Of course, Salford wasn’t the end of the world. There were good people living there as well as bad. But it was a high-crime area, which made it an ideal hunting ground for an eager-beaver cop.
But there I am going on about hardship and misery again, and that isn’t the whole police experience. It may sound unlikely, but the potential for comedy in police life – for horseplay, mickey-taking and general ludicrous incident – was endless.
I once attended a post mortem with a fellow officer who was notoriously squeamish. With the connivance of the mortuary attendant, we left him on his own in the room with the body under a sheet. He didn’t realise the body was actually one of our sergeants. While he was in there, nervously waiting, the body suddenly jumped at him. I swear … he almost had a heart attack.

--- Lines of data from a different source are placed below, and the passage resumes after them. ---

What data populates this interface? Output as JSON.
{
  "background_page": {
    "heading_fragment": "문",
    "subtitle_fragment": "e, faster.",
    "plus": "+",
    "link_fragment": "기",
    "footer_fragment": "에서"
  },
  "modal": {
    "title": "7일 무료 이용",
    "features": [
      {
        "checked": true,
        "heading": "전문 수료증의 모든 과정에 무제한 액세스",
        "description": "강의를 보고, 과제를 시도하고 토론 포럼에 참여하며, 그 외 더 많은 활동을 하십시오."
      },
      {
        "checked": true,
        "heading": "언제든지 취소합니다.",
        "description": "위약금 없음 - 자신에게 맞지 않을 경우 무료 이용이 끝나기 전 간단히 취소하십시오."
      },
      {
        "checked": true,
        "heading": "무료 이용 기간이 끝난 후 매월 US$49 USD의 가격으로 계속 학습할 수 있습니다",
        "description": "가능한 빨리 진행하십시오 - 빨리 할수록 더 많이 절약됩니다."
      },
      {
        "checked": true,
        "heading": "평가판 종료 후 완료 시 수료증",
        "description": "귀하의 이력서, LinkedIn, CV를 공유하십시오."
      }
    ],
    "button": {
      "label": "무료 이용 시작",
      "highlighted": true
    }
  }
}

One other time I was on a plain clothes operation, disguised as a tramp and sitting on a streetcorner to watch the bus stop opposite. I’d been there three days, and no-one had offered me so much as tuppence, which was good because I’d have had to refuse it to avoid committing deception. Then, on the last day, everyone wanted to give me money. Someone even offered to buy me a meal from MacDonald’s. I was getting more and more irate, trying to explain to these generous but puzzled passers-by that I didn’t want their cash. It was only then that I twigged it was a set-up. All these good Samaritans were TSG officers, who were also in plain clothes.
The real public could also be great. One night I chased this chap in his van; it was about three in the morning and he was driving erratically and wouldn’t stop for me. He eventually crashed on the banks of the River Irwell, tried to swim across and started drowning. I had no option but to jump in and pull him out, which was pretty difficult as he weighed about 19 stone. It transpired that he’d been driving under the influence of drugs, but he was so grateful to be rescued that he came peacefully. About five weeks later, one Friday night, I was struggling with a violent prisoner, whose mates had encircled me. I’d have got a real kicking had a bouncer from the nightclub across the road not intervened and helped. It was the same chap I’d pulled out of the Irwell. Clearly, he was still feeling grateful.
These are just a few little anecdotes of course, fun stories that hopefully illustrate what a strange world my police experience was, and give some hint of the strange but authentic flavour that I’ll be bringing to my new series of cop novels. With any luck, you folks will soon be checking them out for yourselves.
For a taster take a look at this Extract of Stalkers. I hope you enjoy it.